RECORDED DATA
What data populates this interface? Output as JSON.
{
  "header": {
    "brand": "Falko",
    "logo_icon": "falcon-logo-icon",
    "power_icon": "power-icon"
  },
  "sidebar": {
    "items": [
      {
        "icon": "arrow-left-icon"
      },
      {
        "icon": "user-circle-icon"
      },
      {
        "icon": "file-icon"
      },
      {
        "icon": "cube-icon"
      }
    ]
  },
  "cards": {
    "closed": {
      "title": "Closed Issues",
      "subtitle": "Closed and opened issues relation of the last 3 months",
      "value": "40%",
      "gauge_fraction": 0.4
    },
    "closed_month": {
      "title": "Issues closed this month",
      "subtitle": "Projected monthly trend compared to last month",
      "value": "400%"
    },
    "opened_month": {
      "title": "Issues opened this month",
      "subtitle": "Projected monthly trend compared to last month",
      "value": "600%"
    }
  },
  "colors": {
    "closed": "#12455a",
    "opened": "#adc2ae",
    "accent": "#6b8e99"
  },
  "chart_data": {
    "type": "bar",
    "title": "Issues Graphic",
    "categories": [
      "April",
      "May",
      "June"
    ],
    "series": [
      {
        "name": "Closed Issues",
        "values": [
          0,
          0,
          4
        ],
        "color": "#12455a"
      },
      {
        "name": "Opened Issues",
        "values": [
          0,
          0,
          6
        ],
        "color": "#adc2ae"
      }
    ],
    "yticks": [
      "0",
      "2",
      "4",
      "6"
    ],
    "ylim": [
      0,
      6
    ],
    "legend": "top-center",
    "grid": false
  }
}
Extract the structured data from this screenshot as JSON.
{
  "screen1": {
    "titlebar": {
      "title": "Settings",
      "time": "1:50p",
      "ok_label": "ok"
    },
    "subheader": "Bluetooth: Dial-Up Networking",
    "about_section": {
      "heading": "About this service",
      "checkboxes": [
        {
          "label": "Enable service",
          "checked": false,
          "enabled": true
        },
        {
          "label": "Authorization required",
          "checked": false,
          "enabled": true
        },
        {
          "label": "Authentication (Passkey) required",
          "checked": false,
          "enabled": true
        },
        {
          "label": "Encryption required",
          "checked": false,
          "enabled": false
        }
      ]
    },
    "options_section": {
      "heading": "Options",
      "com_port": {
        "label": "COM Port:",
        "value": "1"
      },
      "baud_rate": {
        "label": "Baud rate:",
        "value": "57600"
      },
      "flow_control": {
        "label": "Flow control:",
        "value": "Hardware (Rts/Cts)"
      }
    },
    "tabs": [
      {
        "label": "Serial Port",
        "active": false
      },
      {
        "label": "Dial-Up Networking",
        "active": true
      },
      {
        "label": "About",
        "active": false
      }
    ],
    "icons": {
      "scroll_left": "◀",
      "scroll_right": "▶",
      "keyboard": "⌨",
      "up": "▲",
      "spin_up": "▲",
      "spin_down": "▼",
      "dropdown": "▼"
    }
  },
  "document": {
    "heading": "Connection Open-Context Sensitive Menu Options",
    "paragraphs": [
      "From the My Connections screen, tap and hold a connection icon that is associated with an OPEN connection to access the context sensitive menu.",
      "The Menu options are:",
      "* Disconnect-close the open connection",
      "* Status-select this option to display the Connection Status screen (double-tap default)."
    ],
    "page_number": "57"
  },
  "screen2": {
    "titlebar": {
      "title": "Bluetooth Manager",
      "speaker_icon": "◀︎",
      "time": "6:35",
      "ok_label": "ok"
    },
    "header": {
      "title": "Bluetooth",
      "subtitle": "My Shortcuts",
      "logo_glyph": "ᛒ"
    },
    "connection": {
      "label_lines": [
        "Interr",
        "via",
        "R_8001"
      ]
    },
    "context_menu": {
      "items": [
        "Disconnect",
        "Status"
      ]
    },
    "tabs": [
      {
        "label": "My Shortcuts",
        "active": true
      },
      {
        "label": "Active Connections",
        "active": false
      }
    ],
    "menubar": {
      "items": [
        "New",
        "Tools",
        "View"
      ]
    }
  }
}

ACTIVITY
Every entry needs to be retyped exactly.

FINAL ANSWER
What data populates this interface? Output as JSON.
{
  "header": {
    "brand": "Falko",
    "logo_icon": "falcon-logo-icon",
    "power_icon": "power-icon"
  },
  "sidebar": {
    "items": [
      {
        "icon": "arrow-left-icon"
      },
      {
        "icon": "user-circle-icon"
      },
      {
        "icon": "file-icon"
      },
      {
        "icon": "cube-icon"
      }
    ]
  },
  "cards": {
    "closed": {
      "title": "Closed Issues",
      "subtitle": "Closed and opened issues relation of the last 3 months",
      "value": "40%",
      "gauge_fraction": 0.4
    },
    "closed_month": {
      "title": "Issues closed this month",
      "subtitle": "Projected monthly trend compared to last month",
      "value": "400%"
    },
    "opened_month": {
      "title": "Issues opened this month",
      "subtitle": "Projected monthly trend compared to last month",
      "value": "600%"
    }
  },
  "colors": {
    "closed": "#12455a",
    "opened": "#adc2ae",
    "accent": "#6b8e99"
  },
  "chart_data": {
    "type": "bar",
    "title": "Issues Graphic",
    "categories": [
      "April",
      "May",
      "June"
    ],
    "series": [
      {
        "name": "Closed Issues",
        "values": [
          0,
          0,
          4
        ],
        "color": "#12455a"
      },
      {
        "name": "Opened Issues",
        "values": [
          0,
          0,
          6
        ],
        "color": "#adc2ae"
      }
    ],
    "yticks": [
      "0",
      "2",
      "4",
      "6"
    ],
    "ylim": [
      0,
      6
    ],
    "legend": "top-center",
    "grid": false
  }
}
Extract the structured data from this screenshot as JSON.
{
  "screen1": {
    "titlebar": {
      "title": "Settings",
      "time": "1:50p",
      "ok_label": "ok"
    },
    "subheader": "Bluetooth: Dial-Up Networking",
    "about_section": {
      "heading": "About this service",
      "checkboxes": [
        {
          "label": "Enable service",
          "checked": false,
          "enabled": true
        },
        {
          "label": "Authorization required",
          "checked": false,
          "enabled": true
        },
        {
          "label": "Authentication (Passkey) required",
          "checked": false,
          "enabled": true
        },
        {
          "label": "Encryption required",
          "checked": false,
          "enabled": false
        }
      ]
    },
    "options_section": {
      "heading": "Options",
      "com_port": {
        "label": "COM Port:",
        "value": "1"
      },
      "baud_rate": {
        "label": "Baud rate:",
        "value": "57600"
      },
      "flow_control": {
        "label": "Flow control:",
        "value": "Hardware (Rts/Cts)"
      }
    },
    "tabs": [
      {
        "label": "Serial Port",
        "active": false
      },
      {
        "label": "Dial-Up Networking",
        "active": true
      },
      {
        "label": "About",
        "active": false
      }
    ],
    "icons": {
      "scroll_left": "◀",
      "scroll_right": "▶",
      "keyboard": "⌨",
      "up": "▲",
      "spin_up": "▲",
      "spin_down": "▼",
      "dropdown": "▼"
    }
  },
  "document": {
    "heading": "Connection Open-Context Sensitive Menu Options",
    "paragraphs": [
      "From the My Connections screen, tap and hold a connection icon that is associated with an OPEN connection to access the context sensitive menu.",
      "The Menu options are:",
      "* Disconnect-close the open connection",
      "* Status-select this option to display the Connection Status screen (double-tap default)."
    ],
    "page_number": "57"
  },
  "screen2": {
    "titlebar": {
      "title": "Bluetooth Manager",
      "speaker_icon": "◀︎",
      "time": "6:35",
      "ok_label": "ok"
    },
    "header": {
      "title": "Bluetooth",
      "subtitle": "My Shortcuts",
      "logo_glyph": "ᛒ"
    },
    "connection": {
      "label_lines": [
        "Interr",
        "via",
        "R_8001"
      ]
    },
    "context_menu": {
      "items": [
        "Disconnect",
        "Status"
      ]
    },
    "tabs": [
      {
        "label": "My Shortcuts",
        "active": true
      },
      {
        "label": "Active Connections",
        "active": false
      }
    ],
    "menubar": {
      "items": [
        "New",
        "Tools",
        "View"
      ]
    }
  }
}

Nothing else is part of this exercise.